*TASK DETAILS*
Could you write the entries out again, exactly as they are?

*GIVEN RECORDS*
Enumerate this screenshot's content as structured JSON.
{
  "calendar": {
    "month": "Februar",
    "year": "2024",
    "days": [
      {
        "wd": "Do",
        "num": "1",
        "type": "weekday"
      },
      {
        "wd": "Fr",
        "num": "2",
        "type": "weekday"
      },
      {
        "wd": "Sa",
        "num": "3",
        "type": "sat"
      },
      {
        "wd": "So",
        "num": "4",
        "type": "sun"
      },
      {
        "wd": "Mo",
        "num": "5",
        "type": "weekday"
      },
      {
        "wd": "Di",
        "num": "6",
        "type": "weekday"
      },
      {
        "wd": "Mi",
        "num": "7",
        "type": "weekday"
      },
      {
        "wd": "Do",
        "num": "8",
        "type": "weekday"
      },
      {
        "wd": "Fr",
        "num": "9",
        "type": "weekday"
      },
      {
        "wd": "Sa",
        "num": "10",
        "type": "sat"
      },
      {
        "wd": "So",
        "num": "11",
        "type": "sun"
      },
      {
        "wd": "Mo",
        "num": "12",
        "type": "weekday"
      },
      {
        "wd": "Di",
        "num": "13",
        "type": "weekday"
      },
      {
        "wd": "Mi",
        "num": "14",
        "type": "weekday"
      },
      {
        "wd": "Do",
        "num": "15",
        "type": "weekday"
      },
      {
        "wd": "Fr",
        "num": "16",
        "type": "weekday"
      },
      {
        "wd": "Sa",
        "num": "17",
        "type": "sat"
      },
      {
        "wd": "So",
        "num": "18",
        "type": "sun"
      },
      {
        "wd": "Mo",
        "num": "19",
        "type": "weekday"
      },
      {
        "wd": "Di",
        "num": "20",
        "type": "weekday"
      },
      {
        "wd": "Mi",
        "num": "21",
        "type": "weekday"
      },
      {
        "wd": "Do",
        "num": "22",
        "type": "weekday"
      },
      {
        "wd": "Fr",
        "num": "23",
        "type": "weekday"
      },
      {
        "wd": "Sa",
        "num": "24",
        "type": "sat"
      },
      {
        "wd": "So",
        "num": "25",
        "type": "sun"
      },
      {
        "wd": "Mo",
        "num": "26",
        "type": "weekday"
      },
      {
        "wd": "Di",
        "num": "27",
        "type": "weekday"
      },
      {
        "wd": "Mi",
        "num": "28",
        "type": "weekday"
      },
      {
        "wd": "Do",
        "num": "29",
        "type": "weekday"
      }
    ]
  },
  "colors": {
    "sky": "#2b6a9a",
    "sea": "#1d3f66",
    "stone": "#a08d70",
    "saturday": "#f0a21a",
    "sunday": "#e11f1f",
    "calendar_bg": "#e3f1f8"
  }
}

*TASK ANSWER*
Enumerate this screenshot's content as structured JSON.
{
  "calendar": {
    "month": "Februar",
    "year": "2024",
    "days": [
      {
        "wd": "Do",
        "num": "1",
        "type": "weekday"
      },
      {
        "wd": "Fr",
        "num": "2",
        "type": "weekday"
      },
      {
        "wd": "Sa",
        "num": "3",
        "type": "sat"
      },
      {
        "wd": "So",
        "num": "4",
        "type": "sun"
      },
      {
        "wd": "Mo",
        "num": "5",
        "type": "weekday"
      },
      {
        "wd": "Di",
        "num": "6",
        "type": "weekday"
      },
      {
        "wd": "Mi",
        "num": "7",
        "type": "weekday"
      },
      {
        "wd": "Do",
        "num": "8",
        "type": "weekday"
      },
      {
        "wd": "Fr",
        "num": "9",
        "type": "weekday"
      },
      {
        "wd": "Sa",
        "num": "10",
        "type": "sat"
      },
      {
        "wd": "So",
        "num": "11",
        "type": "sun"
      },
      {
        "wd": "Mo",
        "num": "12",
        "type": "weekday"
      },
      {
        "wd": "Di",
        "num": "13",
        "type": "weekday"
      },
      {
        "wd": "Mi",
        "num": "14",
        "type": "weekday"
      },
      {
        "wd": "Do",
        "num": "15",
        "type": "weekday"
      },
      {
        "wd": "Fr",
        "num": "16",
        "type": "weekday"
      },
      {
        "wd": "Sa",
        "num": "17",
        "type": "sat"
      },
      {
        "wd": "So",
        "num": "18",
        "type": "sun"
      },
      {
        "wd": "Mo",
        "num": "19",
        "type": "weekday"
      },
      {
        "wd": "Di",
        "num": "20",
        "type": "weekday"
      },
      {
        "wd": "Mi",
        "num": "21",
        "type": "weekday"
      },
      {
        "wd": "Do",
        "num": "22",
        "type": "weekday"
      },
      {
        "wd": "Fr",
        "num": "23",
        "type": "weekday"
      },
      {
        "wd": "Sa",
        "num": "24",
        "type": "sat"
      },
      {
        "wd": "So",
        "num": "25",
        "type": "sun"
      },
      {
        "wd": "Mo",
        "num": "26",
        "type": "weekday"
      },
      {
        "wd": "Di",
        "num": "27",
        "type": "weekday"
      },
      {
        "wd": "Mi",
        "num": "28",
        "type": "weekday"
      },
      {
        "wd": "Do",
        "num": "29",
        "type": "weekday"
      }
    ]
  },
  "colors": {
    "sky": "#2b6a9a",
    "sea": "#1d3f66",
    "stone": "#a08d70",
    "saturday": "#f0a21a",
    "sunday": "#e11f1f",
    "calendar_bg": "#e3f1f8"
  }
}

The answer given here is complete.